Elmhurst Public Library creates online community for teenagers using Discord and Minecraft
December 16, 2020
Teenagers communicate and spend time together during the pandemic through Discord and Minecraft servers hosted by the Elmhurst Public Library.
Prior to the COVID-19 outbreak, the Teen Space acted as an area of the Elmhurst Public Library where teenagers exclusively could play games, study or socialize in many other ways. When the virus hit, that space, which was an important gathering place for many, had to close down. As an alternative, the library staff created the “EPL Teen Server” on Discord. Discord is a messaging platform where members can communicate through several voice or text channels. Currently, there are over 80 members of this Discord server.
“When everything shut down in March, it was a huge blow to the teen community, because we had a thriving Teen Space,” library staff Karen Stezowski said. “We had programs going pretty much most days in the Teen Space, and we had these very large Smash Bros tournaments. When the library shut down so quickly, that was on a Friday. The following Wednesday we were able to schedule our first Smash Bros tournament online, and that’s when the teen Discord was formed.”
The server hosts many different events usually reserved for the Teen Space. A comics illustrator for DC Comics is scheduled to speak to the Discord server and stream a drawing demonstration in a voice channel sometime in the near future. On top of this, there is an active Minecraft server, and the members of the Discord server will get together every other Friday to play party games. “Super Smash Bros”, a popular fighting game, has tournaments every week online.
“Before COVID, in the Teen Space, what we did for Smash Bros is we would bring in a few monitors, set them up in the windowsills, and then we would just play a bracket-style double-elimination tournament, “ junior Alex Carollo said. “We are still doing the bracket-style double elimination, except instead of in-person on the TV, we are doing it online through the bracket website.”
Along with the voice channels, the server also hosts several text channels where teenagers can talk about varying topics. Some of these include channels to talk about what you are currently reading or to ask for help on homework. One of the busiest channels is “original-content”, where people can post their original artwork or songs. Many others also give prompts to artists looking for something to create.
“Whenever I get stuck in a rut, I usually look to prompts for inspiration to get me working again,” sophomore Kayla Lorenz said. “Being given prompts by my friends is fun because it both challenges me and I get to make something for people.”
One of the largest projects for this community is their Minecraft server. The Minecraft server, also run by the library, is a place for teenagers to build a host of projects working together.

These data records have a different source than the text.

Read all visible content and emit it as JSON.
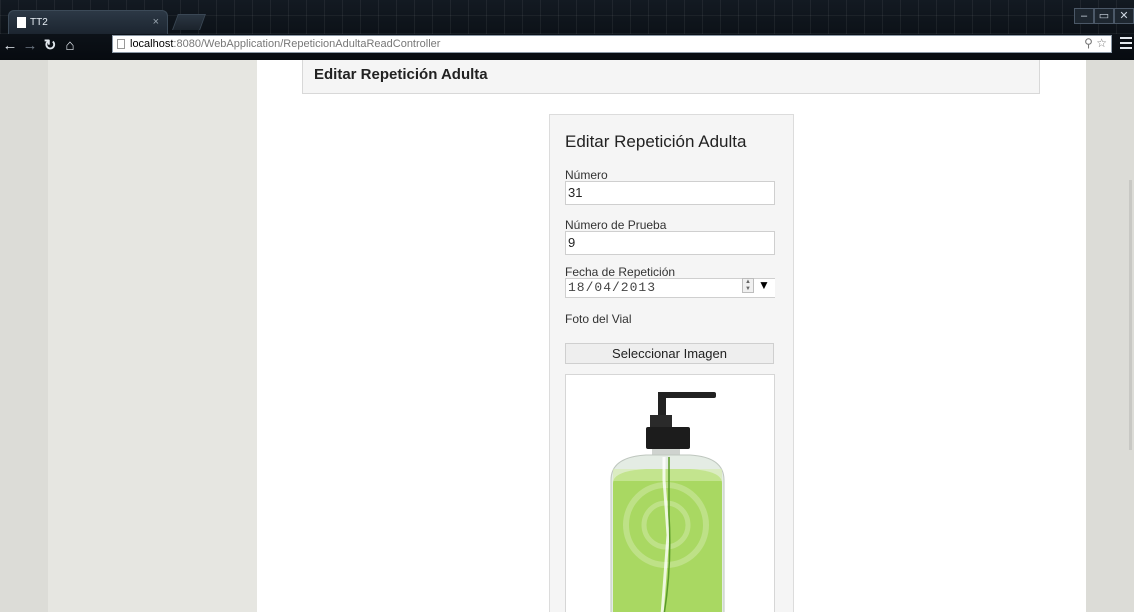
{
  "browser": {
    "tab_title": "TT2",
    "tab_close": "×",
    "url_host": "localhost",
    "url_rest": ":8080/WebApplication/RepeticionAdultaReadController",
    "window_buttons": [
      "–",
      "▭",
      "✕"
    ]
  },
  "page": {
    "header_title": "Editar Repetición Adulta"
  },
  "form": {
    "title": "Editar Repetición Adulta",
    "numero_label": "Número",
    "numero_value": "31",
    "prueba_label": "Número de Prueba",
    "prueba_value": "9",
    "fecha_label": "Fecha de Repetición",
    "fecha_value": "18/04/2013",
    "foto_label": "Foto del Vial",
    "select_image_button": "Seleccionar Imagen"
  },
  "colors": {
    "bottle_liquid": "#a9d862",
    "bottle_pump": "#222222"
  }
}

“Minecraft is a game about collaboration,” Discord moderator and York graduate David Rush said. “Especially during the pandemic where people are having difficulties being together, it’s harder to see your friends. This is a new format for socializing. It’s a way to bring people together to work on things.”
Every Monday, members of the community interested in Minecraft will get together in a voice call for, “Minecraft Monday”. Those interested will meet to help build projects, talk about Minecraft, or even take field trips to other servers. These field trips see one of the moderators visiting another Minecraft server outside of the library system and streaming its contents to the members of the call. While many of these servers represent places for players to have fun, they can also provide a learning opportunity.
“We take field trips to other servers all the time,” Stezowski said. “Probably the coolest one we’ve done recently was the Uncensored Library, by the Reporters without Borders. Reporters that have been threatened or murdered by their government, their work has been smuggled out of the country. These countries have clamped down on Google and such, but nobody has done anything about Minecraft. We read all of these amazing works of text from places like Saudi Arabia or Egypt in Minecraft.”
The EPL Teen Server currently acts as a place for teenagers of varying interests to socialize in a time where it can be difficult to get together in person. The members and staff aim to promote a positive community where people can discuss their passions without judgment or fear.
“The community is fantastic,” Stezowski said. “Genuinely, it is one of the nicest groups of kids. Making it a nice community is important to everyone who’s on there. When you think about it, it was born during the pandemic. It’s a lifeline to a lot of people who are really feeling down. And everyone works really hard to keep it a positive place.”